"So if I'm driving down Lowell Point Road, and I happen to look up and see another slide coming, do I just accelerate?" I ask this to Nick as we sit at the kitchen table on a school night, drinking wine, and talking about the day after the kids have finally fallen asleep.
"Yeah. Or stop before the slide if you can."
Avalanche Driving 101
Not your every day commuter conversation-- but part of our new reality out here on Lowell Point.
Lowell Point Road, the only route from our cabin to town, is carved from the side of the mountain, a weaving gravel line, just barely two cars wide, between mountain cliffs and the icy water of Resurrection Bay.
Do Not Stop, Avalanche Zone, Next Two Miles, a sign reads.
How often do we ignore this warning?
Stopping and rolling down the windows, to say hello to the family of sea lions that seems just as curious about our orange Honda Element as we are about them.
Or the sea otters floating on their backs eating muscles.
And so many birds: Eiders, Puffins, Eagles, Harlequins, Cormorants, Mures, Kittiwakes...
"Look for whales," we say, after hearing others spotted a pod of Orcas in the bay.
Sometimes I just stop to take pictures of a sky that changes before my eyes-- free art, therapy, drugs, religion. Better than...
I'm more aware of the warning printed on that yellow sign after an avalanche closed the road, sometime during Nick's lunch hour, for all we know minutes before he attempted to drive back to the office, a slide higher than his tall truck (with a step on the side so us shorter folks can reach the cab), a wet heavy snow pile across the only route to town, chunks floating in the ocean as the Orcas swam away.
This left Nick and I on one side of the avalanche, and our two children, unaware, sitting in their respective classrooms, on the other side of the white berm.
We called friends in town. Made a plan. Biked to the big snow pile and watched as a brave backhoe operator began the process of digging out the road.
A couple hours later, one lane opened and we were all reunited in the small cabin we call home.
"We're not really living a normal life," Nick had said to me, before the avalanche, as we talked about David's driveway, that next year will also be ours, over half a mile long, and only accessible via snow machine for days when we have winters like this one, with snow upon snow upon snow...
For once, the words "normal" and "not" weren't connected to our oldest child, our son Elias who walks with the help of forearm crutches, with limited sight, who experiences autism, and who just happens to love shoveling snow.
Add our boy to the equation, and our plan to build a home on the edge of civilization and wilderness, off the grid, on the side of mountain, at the end of the road (a fallible one), is far from normal.
But what is normal these days?
You know that feeling of walking on a heavy snow pack, never knowing if your boots will stay on top of the crust or if the next step will find you mid-thigh or hip high in snow?
Cautious step, cautious step, stuck in a hole.
That's the way the world feels these days. Our new normal.

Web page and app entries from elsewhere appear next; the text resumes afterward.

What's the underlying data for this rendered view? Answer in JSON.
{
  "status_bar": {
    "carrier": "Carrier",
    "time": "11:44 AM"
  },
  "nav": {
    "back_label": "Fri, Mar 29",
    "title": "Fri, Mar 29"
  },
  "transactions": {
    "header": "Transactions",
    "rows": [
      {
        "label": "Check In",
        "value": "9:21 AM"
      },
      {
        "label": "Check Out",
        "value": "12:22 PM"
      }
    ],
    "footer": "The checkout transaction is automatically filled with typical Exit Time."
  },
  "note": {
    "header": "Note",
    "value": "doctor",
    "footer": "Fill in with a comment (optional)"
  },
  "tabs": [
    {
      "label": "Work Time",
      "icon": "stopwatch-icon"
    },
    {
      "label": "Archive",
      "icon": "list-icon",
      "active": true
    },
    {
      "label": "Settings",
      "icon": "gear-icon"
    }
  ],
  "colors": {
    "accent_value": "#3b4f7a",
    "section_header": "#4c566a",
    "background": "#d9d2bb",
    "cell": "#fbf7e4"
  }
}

I wake up and wonder: What awful headline will be in the news today? What crazy thing will he say? Whats next?
And then I get out of bed, put on my blue fleece bathrobe, and climb down the ladder from the loft.
I kiss Nick and say, "Good morning." We hold each other for a few heartbeats.
I pour myself a cup of coffee with a sprinkle of cinnamon and almond milk, put bread in the toaster for Olive, a tortilla with cheese and salmon in the frying pan for Elias.
I make sure their snow-pants, gloves, hats, and lunches get into their backpacks.
I listen to NPR, check email, Facebook, CNN, the Anchorage Daily News, reading only headlines as I prepare for the day.
I breathe and write in my head.
I falter between angst for the future and compassion for the moment. Between being informed and looking at the snow on the Spruce bows.
Between hope and worry for my children.
Between poetry and prose.
And the snow, it just keeps falling.
A white slate, tragic, stunning, ordinary--a portent perhaps, or a blessing.